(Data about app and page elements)
┄┄┄┄┄┄

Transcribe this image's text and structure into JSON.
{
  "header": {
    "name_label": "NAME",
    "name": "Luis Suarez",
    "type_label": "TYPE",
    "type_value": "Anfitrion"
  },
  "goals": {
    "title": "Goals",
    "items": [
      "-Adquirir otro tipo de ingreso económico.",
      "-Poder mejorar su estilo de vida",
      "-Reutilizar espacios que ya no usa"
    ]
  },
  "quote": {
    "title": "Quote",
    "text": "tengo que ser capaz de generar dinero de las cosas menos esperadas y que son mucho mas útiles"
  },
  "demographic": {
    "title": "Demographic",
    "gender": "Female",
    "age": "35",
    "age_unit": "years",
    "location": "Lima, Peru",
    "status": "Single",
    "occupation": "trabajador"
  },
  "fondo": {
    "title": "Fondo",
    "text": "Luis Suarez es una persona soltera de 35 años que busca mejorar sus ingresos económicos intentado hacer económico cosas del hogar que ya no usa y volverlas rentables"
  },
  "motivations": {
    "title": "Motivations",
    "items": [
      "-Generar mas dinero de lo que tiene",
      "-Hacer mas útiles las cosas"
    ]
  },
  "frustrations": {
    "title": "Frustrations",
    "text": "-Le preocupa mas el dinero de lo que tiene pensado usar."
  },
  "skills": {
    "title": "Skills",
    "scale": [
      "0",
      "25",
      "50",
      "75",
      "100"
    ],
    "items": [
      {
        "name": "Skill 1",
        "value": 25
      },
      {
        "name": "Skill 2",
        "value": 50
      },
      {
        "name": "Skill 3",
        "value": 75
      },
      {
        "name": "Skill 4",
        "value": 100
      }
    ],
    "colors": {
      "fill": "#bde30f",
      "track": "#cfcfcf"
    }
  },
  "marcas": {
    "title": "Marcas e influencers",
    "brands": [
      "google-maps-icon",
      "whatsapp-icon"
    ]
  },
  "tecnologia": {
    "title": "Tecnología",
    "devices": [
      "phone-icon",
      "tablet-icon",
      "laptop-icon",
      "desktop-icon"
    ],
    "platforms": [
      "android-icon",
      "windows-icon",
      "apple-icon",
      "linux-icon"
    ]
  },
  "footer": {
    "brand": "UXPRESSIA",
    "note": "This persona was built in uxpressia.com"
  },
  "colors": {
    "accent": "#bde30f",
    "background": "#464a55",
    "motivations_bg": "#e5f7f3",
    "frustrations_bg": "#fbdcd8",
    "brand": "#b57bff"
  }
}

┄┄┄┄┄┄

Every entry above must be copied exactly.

Transcribe this image's text and structure into JSON.
{
  "header": {
    "name_label": "NAME",
    "name": "Luis Suarez",
    "type_label": "TYPE",
    "type_value": "Anfitrion"
  },
  "goals": {
    "title": "Goals",
    "items": [
      "-Adquirir otro tipo de ingreso económico.",
      "-Poder mejorar su estilo de vida",
      "-Reutilizar espacios que ya no usa"
    ]
  },
  "quote": {
    "title": "Quote",
    "text": "tengo que ser capaz de generar dinero de las cosas menos esperadas y que son mucho mas útiles"
  },
  "demographic": {
    "title": "Demographic",
    "gender": "Female",
    "age": "35",
    "age_unit": "years",
    "location": "Lima, Peru",
    "status": "Single",
    "occupation": "trabajador"
  },
  "fondo": {
    "title": "Fondo",
    "text": "Luis Suarez es una persona soltera de 35 años que busca mejorar sus ingresos económicos intentado hacer económico cosas del hogar que ya no usa y volverlas rentables"
  },
  "motivations": {
    "title": "Motivations",
    "items": [
      "-Generar mas dinero de lo que tiene",
      "-Hacer mas útiles las cosas"
    ]
  },
  "frustrations": {
    "title": "Frustrations",
    "text": "-Le preocupa mas el dinero de lo que tiene pensado usar."
  },
  "skills": {
    "title": "Skills",
    "scale": [
      "0",
      "25",
      "50",
      "75",
      "100"
    ],
    "items": [
      {
        "name": "Skill 1",
        "value": 25
      },
      {
        "name": "Skill 2",
        "value": 50
      },
      {
        "name": "Skill 3",
        "value": 75
      },
      {
        "name": "Skill 4",
        "value": 100
      }
    ],
    "colors": {
      "fill": "#bde30f",
      "track": "#cfcfcf"
    }
  },
  "marcas": {
    "title": "Marcas e influencers",
    "brands": [
      "google-maps-icon",
      "whatsapp-icon"
    ]
  },
  "tecnologia": {
    "title": "Tecnología",
    "devices": [
      "phone-icon",
      "tablet-icon",
      "laptop-icon",
      "desktop-icon"
    ],
    "platforms": [
      "android-icon",
      "windows-icon",
      "apple-icon",
      "linux-icon"
    ]
  },
  "footer": {
    "brand": "UXPRESSIA",
    "note": "This persona was built in uxpressia.com"
  },
  "colors": {
    "accent": "#bde30f",
    "background": "#464a55",
    "motivations_bg": "#e5f7f3",
    "frustrations_bg": "#fbdcd8",
    "brand": "#b57bff"
  }
}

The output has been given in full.